*I was gifted a copy of this book in return for this review and as part of the blog tour.
Unscripted is a book about unrequited love, friendship and following dreams.
Nobody is a bigger fan of actor Thom Cassidy than Libby. Nobody. That’s why she’s totally going to marry him.
“She’s going to write a novel, name the main character after Thom, and find a way to get it to him. Intrigued and flattered, he will read it, fall in love with her prose, and ask to turn it into a movie. She will pretend to think about it, then say ‘Sure, but can I work on it with you?’ Their eyes will meet over the script… and fade to black.
But with four interwoven lives in play, can anything be that simple? Thoughtful, quirky and moving, Unscripted is a story of friendship and second chances, and asks the question: How far can you take your dream?“

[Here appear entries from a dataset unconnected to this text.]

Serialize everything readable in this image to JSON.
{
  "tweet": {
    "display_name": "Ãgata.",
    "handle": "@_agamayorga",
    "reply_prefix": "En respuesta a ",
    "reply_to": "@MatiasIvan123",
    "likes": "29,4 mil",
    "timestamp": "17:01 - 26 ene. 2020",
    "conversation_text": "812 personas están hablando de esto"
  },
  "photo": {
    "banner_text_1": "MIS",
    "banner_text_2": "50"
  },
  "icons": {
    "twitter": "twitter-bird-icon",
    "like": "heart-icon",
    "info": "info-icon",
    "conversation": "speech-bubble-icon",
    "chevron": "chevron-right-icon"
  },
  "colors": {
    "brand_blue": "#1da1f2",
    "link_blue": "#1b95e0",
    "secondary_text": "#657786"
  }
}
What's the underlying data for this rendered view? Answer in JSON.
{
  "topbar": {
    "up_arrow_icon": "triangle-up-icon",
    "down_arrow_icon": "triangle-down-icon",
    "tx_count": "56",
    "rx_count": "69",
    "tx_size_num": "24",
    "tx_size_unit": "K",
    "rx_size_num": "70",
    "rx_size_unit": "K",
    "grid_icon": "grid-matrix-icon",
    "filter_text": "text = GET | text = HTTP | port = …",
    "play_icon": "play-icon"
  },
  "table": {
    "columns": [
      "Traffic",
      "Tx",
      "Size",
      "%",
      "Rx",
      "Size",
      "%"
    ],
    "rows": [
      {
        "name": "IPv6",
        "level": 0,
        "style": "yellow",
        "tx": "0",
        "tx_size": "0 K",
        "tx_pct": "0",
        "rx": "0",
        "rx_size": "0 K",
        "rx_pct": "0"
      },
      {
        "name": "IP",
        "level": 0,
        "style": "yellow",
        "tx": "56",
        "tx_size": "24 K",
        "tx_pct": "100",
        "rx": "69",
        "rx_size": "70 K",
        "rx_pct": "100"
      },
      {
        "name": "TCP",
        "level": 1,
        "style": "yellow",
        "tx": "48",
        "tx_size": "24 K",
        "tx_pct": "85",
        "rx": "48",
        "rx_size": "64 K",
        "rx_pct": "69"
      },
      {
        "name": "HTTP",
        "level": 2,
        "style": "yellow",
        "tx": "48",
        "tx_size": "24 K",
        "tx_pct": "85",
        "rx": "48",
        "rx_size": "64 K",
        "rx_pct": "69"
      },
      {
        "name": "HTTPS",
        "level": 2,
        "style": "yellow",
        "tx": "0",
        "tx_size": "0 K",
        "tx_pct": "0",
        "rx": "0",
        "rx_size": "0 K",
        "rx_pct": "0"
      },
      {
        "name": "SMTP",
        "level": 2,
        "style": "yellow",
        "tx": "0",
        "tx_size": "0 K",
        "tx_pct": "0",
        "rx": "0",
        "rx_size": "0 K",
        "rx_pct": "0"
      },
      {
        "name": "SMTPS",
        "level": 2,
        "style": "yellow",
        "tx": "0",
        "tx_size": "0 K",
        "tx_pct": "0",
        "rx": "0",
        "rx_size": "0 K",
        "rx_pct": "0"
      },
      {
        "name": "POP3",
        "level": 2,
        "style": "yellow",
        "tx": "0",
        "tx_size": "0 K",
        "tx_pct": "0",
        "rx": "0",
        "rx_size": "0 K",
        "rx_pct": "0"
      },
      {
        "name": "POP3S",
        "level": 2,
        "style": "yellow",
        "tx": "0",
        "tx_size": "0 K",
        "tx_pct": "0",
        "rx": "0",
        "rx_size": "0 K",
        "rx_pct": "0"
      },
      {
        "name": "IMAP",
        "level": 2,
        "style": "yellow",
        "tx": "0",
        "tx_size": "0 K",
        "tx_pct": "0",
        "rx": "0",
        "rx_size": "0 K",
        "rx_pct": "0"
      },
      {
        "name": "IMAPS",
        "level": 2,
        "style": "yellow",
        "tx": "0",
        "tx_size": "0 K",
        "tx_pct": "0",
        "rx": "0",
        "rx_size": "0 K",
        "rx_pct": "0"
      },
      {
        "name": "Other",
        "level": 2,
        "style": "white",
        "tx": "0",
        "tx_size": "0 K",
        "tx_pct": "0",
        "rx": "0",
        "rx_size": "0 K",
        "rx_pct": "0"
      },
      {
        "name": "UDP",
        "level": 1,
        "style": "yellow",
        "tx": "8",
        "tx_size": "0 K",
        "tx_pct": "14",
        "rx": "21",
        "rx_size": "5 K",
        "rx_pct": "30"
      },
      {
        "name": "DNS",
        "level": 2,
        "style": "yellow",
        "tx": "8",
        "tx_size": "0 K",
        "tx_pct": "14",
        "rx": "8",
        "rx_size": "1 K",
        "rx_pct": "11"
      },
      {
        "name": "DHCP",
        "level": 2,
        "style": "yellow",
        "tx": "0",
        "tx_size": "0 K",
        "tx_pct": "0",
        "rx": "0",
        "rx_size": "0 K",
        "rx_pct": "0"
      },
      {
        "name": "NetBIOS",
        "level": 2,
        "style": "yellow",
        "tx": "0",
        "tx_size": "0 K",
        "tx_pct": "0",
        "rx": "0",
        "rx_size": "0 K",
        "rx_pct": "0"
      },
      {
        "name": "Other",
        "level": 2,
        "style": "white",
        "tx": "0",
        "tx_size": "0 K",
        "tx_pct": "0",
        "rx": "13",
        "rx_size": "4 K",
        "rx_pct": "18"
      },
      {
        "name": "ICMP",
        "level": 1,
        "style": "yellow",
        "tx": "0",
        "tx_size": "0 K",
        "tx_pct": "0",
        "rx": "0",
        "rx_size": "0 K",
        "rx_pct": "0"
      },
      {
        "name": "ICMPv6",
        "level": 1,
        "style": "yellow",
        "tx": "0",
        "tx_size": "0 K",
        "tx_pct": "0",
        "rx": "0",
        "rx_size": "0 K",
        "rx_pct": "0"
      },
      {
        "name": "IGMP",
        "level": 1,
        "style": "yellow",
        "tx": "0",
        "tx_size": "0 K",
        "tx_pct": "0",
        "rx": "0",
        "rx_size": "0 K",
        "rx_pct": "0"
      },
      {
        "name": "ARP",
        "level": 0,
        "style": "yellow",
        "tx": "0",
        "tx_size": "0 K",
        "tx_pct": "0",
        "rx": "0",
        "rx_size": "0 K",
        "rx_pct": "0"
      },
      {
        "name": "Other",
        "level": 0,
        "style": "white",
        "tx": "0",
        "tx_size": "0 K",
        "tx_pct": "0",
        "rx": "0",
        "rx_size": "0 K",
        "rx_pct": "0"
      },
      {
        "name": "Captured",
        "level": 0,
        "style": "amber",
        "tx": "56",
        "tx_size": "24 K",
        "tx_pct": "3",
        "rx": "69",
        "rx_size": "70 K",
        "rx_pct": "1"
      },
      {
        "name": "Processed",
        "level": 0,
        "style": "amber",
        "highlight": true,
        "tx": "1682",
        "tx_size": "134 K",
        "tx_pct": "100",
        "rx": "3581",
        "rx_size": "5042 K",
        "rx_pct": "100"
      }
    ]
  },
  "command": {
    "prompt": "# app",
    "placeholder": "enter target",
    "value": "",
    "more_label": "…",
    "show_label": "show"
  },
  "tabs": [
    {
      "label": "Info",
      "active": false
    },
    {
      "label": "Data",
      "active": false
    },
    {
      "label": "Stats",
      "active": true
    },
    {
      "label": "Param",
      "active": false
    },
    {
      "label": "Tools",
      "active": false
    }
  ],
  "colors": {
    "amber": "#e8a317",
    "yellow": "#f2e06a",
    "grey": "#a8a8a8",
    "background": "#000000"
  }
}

Usually, I tend to stick to the same genre of book; serious, dramatic and not always quite so lovely, but I’ve been trying to expand my reading a bit into other types of books. This book certainly didn’t let me down. More so in the fact it was kind of like my love for the really cheesy Hallmark movies that are on the TV at certain times of year. Cheesy, light hearted and predictable, but in a good way.
The story is based around 4 characters; Libby, Dan, Thom and Ebba. Libby was just a bit irritating but she is the main protagonist so obviously I just wanted good things to happen for her. From the get go (after the first introductory paragraphs from each character) I’d decided a little in my head how I’d like the story for each character to play out (or at least tried to predict a little). The paragraphs are quite short and each one is in the perspective of a different character which I found made it quick and easy to read. It made me want to read more, constantly thinking “I wonder what’s going to happen to x character now” and I enjoyed how the characters and their stories intertwined.
The characters were all adults in their 20’s and over but it did feel a little as though the characters (particularly the 2 university graduates) were quite young. Libby’s behaviours and attitudes were quite childlike at times I felt and I wondered if she was quite immature and unrealistic.
As I mentioned before, the ending was really quite predictable, as were some aspects of the story but I enjoyed the journey all the same. The book kind of finished before I was expecting it to, like it was quite rushed. I wanted to know what happened after the ending. It was quirky, light hearted and just a really lovely read.
You can find out more about the author Claire Handscombe on her website, Twitter and Facebook Page. You can also purchase this book from Amazon if you fancy a read yourself (which I highly recommend).